Perfect asymmetrical layouts are hard to pull off mainly due to the following reasons:
- The content or text might get lost. The user experience is a very delicate thing: once you present important information in a certain way, the customer will expect to see it at that same place every time they encounter your brand. With asymmetrical layouts, you force customers to deviate from this well-established behavioral pattern, so some of the information will get lost.
- An asymmetrical layout takes time before the designers get used to them. With the short attention spans of modern customers, time is a very expensive currency. Users are jumping from one tab to another with the speed of light, so they want information to be presented to them at the right place and the right time, in a very familiar format. With asymmetrical layouts, you are challenging the user and not everyone will accept that challenge.
How To Apply The Trend The Proper Way
- When following this graphic design trend, use asymmetrical layouts with visual brands. For brands, that put the storyline or inspirational message first, content is key. These brands would not want to see the main message get lost in the organized mess of an asymmetrical layout.
- Maintain the right balance between structured and asymmetrical elements. Despite being labeled as asymmetrical, this type of layout still requires some structure. Create some basic alignment and build upon it. Remember that it is a sign of true mastery when the balance and chaos complement each other.
04. Colourful Minimalism
Minimalism is finally transforming into something exciting and novel use of this graphic design trend. Instead of black and white colors, we are starting to see more colors popping up here and there, with the true spirit of minimalism remaining intact.
Minimalism is defined as a framework that favors functional elements. When you remove everything that does not serve functionality, you create a minimalist design. It sounds simple at first glance, but with the addition of color, minimalism can bear certain dangers:

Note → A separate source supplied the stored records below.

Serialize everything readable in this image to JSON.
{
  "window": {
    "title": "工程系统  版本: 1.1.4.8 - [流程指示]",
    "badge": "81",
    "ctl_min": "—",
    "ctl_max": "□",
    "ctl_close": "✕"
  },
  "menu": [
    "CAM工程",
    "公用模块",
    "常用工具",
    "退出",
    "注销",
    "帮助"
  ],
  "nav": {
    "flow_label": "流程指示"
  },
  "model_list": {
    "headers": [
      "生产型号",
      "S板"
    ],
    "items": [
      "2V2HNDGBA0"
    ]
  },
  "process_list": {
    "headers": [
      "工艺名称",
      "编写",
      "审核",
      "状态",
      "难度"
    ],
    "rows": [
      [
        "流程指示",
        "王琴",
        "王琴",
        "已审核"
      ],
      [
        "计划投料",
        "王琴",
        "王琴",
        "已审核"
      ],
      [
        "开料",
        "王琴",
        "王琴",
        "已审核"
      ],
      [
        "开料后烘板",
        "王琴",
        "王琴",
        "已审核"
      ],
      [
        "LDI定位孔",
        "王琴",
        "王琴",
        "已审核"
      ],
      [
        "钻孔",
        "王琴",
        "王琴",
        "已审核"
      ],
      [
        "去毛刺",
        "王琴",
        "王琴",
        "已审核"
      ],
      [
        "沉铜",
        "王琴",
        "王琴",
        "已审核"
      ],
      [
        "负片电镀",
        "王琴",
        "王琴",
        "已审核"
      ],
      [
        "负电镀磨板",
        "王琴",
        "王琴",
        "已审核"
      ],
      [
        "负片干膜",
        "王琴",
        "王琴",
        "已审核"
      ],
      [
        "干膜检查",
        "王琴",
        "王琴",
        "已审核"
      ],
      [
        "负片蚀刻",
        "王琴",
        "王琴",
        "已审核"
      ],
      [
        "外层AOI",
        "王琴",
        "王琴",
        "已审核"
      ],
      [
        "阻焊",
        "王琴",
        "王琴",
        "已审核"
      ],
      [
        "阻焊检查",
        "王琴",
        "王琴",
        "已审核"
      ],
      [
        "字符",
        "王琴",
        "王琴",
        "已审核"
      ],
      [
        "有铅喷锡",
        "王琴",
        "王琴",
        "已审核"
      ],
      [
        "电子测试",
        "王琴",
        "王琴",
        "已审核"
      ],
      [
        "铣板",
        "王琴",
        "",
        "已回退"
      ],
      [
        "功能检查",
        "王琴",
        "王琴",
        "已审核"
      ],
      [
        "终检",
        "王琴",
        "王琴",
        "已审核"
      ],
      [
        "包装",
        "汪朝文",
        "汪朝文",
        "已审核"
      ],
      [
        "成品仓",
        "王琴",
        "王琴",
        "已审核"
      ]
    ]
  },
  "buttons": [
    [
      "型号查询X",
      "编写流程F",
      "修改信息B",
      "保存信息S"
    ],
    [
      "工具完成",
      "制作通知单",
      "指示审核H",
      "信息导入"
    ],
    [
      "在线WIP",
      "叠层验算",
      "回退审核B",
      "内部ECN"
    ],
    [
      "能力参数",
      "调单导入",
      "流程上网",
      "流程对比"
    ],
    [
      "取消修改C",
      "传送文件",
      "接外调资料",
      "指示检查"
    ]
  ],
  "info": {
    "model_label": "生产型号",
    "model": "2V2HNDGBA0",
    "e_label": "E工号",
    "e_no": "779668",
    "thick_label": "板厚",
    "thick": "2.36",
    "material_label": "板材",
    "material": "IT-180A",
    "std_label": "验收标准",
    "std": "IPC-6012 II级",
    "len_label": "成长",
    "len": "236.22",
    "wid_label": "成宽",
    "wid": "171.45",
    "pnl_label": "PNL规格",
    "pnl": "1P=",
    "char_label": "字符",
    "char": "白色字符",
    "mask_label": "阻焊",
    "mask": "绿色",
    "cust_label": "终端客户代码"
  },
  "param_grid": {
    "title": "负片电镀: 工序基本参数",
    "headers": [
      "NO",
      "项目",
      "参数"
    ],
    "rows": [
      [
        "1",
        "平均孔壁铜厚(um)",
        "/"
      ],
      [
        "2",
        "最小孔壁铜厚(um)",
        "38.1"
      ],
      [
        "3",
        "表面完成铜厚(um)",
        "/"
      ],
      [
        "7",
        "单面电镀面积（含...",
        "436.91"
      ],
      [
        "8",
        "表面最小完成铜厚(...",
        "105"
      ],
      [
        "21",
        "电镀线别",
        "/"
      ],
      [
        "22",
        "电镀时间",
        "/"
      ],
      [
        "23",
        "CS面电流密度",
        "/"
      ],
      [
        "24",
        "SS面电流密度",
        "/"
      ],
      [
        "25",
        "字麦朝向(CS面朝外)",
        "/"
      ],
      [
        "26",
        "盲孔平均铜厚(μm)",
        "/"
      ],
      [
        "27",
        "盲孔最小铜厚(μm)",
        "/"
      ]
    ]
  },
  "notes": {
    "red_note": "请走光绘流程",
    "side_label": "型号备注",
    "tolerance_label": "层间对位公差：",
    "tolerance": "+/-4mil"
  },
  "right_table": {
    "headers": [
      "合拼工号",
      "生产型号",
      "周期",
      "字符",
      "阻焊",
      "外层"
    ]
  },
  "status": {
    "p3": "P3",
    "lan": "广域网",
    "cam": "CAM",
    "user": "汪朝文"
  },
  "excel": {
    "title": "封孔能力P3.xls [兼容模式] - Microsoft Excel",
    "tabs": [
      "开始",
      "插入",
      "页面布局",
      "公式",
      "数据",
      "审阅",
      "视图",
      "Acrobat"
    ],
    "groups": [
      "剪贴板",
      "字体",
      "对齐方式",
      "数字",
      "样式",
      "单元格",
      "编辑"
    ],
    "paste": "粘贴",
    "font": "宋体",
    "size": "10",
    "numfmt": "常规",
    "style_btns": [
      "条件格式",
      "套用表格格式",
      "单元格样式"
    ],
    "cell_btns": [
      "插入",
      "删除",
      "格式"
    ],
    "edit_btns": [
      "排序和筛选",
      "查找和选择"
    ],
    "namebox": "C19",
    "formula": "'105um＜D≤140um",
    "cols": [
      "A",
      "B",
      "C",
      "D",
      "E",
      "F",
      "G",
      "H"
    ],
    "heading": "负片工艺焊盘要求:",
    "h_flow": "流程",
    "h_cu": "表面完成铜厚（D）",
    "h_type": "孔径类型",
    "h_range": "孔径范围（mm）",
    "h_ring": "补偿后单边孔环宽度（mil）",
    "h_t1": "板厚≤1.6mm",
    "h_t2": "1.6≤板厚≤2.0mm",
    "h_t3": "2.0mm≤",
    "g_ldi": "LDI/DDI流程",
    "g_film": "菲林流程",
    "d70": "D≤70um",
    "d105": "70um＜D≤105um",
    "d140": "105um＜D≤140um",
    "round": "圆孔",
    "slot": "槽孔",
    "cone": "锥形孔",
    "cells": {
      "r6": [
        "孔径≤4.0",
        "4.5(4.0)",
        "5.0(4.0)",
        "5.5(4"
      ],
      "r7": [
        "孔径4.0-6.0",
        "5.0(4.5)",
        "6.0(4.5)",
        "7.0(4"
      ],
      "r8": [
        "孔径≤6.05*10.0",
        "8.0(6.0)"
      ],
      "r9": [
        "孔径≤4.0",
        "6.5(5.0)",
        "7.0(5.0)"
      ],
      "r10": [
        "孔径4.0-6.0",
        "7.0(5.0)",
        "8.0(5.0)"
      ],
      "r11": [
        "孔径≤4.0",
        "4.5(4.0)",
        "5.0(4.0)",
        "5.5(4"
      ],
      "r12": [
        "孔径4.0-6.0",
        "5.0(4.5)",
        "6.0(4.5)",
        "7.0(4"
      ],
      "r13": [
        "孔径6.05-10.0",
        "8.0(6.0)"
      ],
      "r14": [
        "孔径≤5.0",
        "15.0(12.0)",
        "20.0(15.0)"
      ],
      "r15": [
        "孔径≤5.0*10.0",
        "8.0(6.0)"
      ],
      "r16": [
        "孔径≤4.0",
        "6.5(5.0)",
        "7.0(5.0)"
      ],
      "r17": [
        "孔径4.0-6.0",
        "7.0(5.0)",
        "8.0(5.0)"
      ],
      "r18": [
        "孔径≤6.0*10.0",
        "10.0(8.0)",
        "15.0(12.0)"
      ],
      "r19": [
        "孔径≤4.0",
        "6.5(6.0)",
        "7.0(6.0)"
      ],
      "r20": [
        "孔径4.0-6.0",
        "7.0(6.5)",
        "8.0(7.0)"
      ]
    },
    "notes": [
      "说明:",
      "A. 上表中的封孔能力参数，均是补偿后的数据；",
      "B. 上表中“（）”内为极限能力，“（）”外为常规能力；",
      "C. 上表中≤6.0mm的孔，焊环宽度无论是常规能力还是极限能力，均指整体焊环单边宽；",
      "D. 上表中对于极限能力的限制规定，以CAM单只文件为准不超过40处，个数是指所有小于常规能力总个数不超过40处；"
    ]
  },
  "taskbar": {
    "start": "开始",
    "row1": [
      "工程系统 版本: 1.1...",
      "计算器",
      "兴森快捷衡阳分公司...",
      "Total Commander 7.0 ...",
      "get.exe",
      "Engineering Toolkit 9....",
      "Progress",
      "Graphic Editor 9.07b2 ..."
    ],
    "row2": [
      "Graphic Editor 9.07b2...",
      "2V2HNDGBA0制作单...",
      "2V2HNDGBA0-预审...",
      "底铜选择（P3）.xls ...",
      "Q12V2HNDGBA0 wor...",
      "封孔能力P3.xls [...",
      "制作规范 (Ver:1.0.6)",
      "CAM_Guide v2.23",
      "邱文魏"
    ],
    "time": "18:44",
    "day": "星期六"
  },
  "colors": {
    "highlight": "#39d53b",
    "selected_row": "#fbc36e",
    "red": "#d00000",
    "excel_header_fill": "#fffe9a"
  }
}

- Finding the right color to incorporate into the minimalistic design can be tough. The use of color in minimalistic design is very deliberate. You need to know what purpose each color serves and choose them accordingly. Black, grey, and white are already very powerful colors that convey certain emotions, so when you add another color to the bunch you risk diluting the purpose and overcrowding the space. In addition, minimalism is built on the use of space, which is perfectly conveyed by black and white layouts but tends to get destroyed under the color attack.
- Minimalism is about removing everything that can be removed. So adding a color is not exactly in line with minimalism principles. Colors can draw attention and add an element of playfulness, but they can also start competing with functionality and damage the initial distraction-free experience you were trying to create.
How To Use Colors In A Proper Way
- Use pale and muted colors. When you try to focus on functionality, bright colors can be a distraction. So try to stick with colors that do not demand as much attention.
- Incorporate color into small details or, alternatively, pick one overarching color scheme and stick to black and white for small details.
Graphic designers need to analyse graphic design trends before following and applying them in their work. Most of the trends are related to the use of typography, minimalism, and colors. They need to be aware of the implications and risks each trend entails.They should use trends selectively and always keep the brand’s mission and vision in mind.
This Article has been contributed by Design Bold Team. DesignBold is an online graphic design tool that aims to redefine the boundaries of design and technology, empowering all users and organisations to convey their message, products and services